According to the FRC’s Guidance on Audit Committees, the audit committee must include at least two non-execs, one of whom should represent shareholders’ interests (but does not have to be a shareholder or a shareholder’s nominee). Members are appointed directly by the board or the nomination committee, which also happens to appoint the executives. The audit committee’s duties include scrutiny of any consultancy work that might compromise the audit, but committee members rely for their judgement on information provided by management. The directors who sit on the audit committee are paid extra for their efforts. Guess who sets the level of the fees? The board or the remuneration committee, which is itself appointed by the board. Can you see the pattern?
This arrangement could be vastly improved. First, the composition of audit committees needs to be put out of reach of the executives. Audit committees should include an independent representative of the biggest shareholder or shareholders. Other members could include, say, representatives of the company’s customers and/or regulators and be chosen by the nomination committee, which should itself comprise a majority of shareholder representatives instead of board nominees, as is the case in Scandinavia. This would mean that the people who choose the auditors are those that benefit from the audit, rather than those being policed by it.
To make audit committees even safer, their fees should be set at a flat rate, perhaps determined by the FRC, and their recommendations made binding on the board, subject to AGM vote so that minority shareholders still have a voice. This would remove all executive influence from auditor selection and encourage auditors to be tougher and more critical. The most successful auditors would be those who help shareholders the most in their role as stewards, providing ammunition for them to hold management to account.
This would solve some of the independence problem, but still leaves the temptation for auditors to suck up to management – regardless of who appoints them – to win consultancy work for their firm. As long as audit partners share consultancy profits, this will always be the case.
One idea is simply to ban audit firms from engaging in consultancy work at the same time as an audit, so firms must choose whether to be auditor or consultant for each client at any given time.
This reform would face less opposition from the industry and be easier to implement than a full separation. It would allow firms to hold on to the staffing and operational synergies that they claim justify their multi-disciplinary structure. On the downside, it could be highly distortive: firms might raise audit fees to compensate for lost consultancy work, and might resign from audits so consultant colleagues can sell solutions to problems "uncovered" during the audit.
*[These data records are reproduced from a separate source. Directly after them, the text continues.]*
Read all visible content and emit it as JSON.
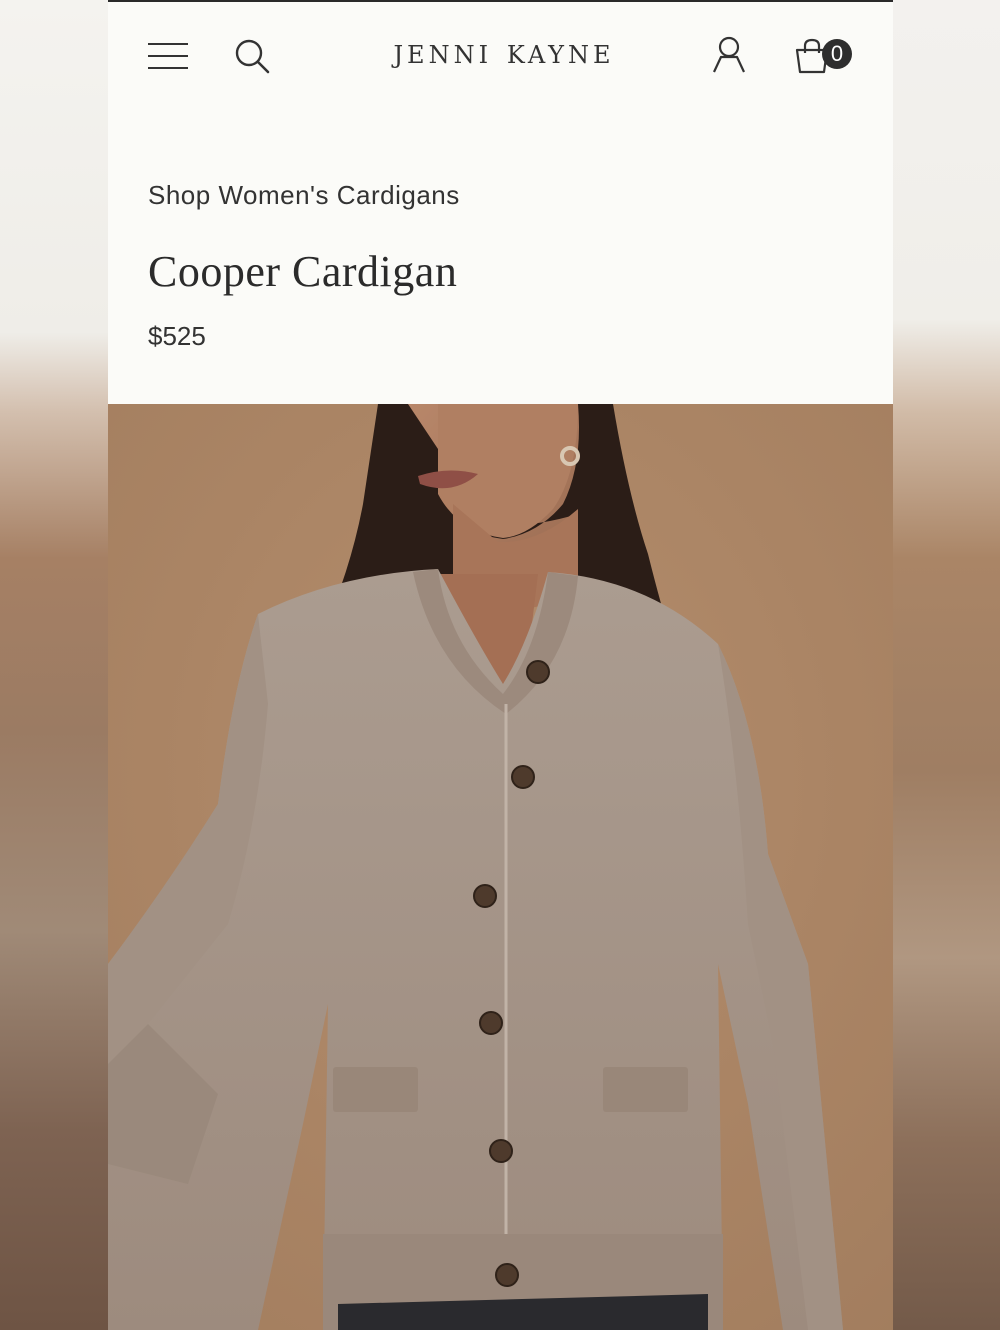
{
  "header": {
    "brand": "jenni kayne",
    "cart_count": "0",
    "icons": [
      "menu-icon",
      "search-icon",
      "account-icon",
      "cart-icon"
    ]
  },
  "product": {
    "breadcrumb": "Shop Women's Cardigans",
    "title": "Cooper Cardigan",
    "price": "$525"
  },
  "colors": {
    "background": "#fbfbf8",
    "text": "#333333",
    "image_backdrop": "#ad8665",
    "sweater": "#a8978a",
    "buttons": "#4e3a2c"
  }
}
Big consultancy projects might face disruption when audit tenders come up, while companies that use a lot of consultants might struggle to find an auditor at all, unless they turn to smaller firms (which would at least improve competition).
A compromise reform might be to insist that big firms separate profits from their different activities, so that audit partners do not gain financially from consultancy wins. To some extent this happens already with more profitable partners being allocated more profit units. Going a step further and segregating the profit pools completely would be relatively simple and would still allow firms to enjoy cross-referrals and other benefits of size. It might weaken the business case for multi-disciplinary firms, leading firms to break themselves up voluntarily. But as a behavioural remedy, it would require supervision, which is always worse than a structural fix.
A full legal split of the profession, combined with reforms to the Corporate Governance Code, would be the best way to tackle conflicts of interest in audit.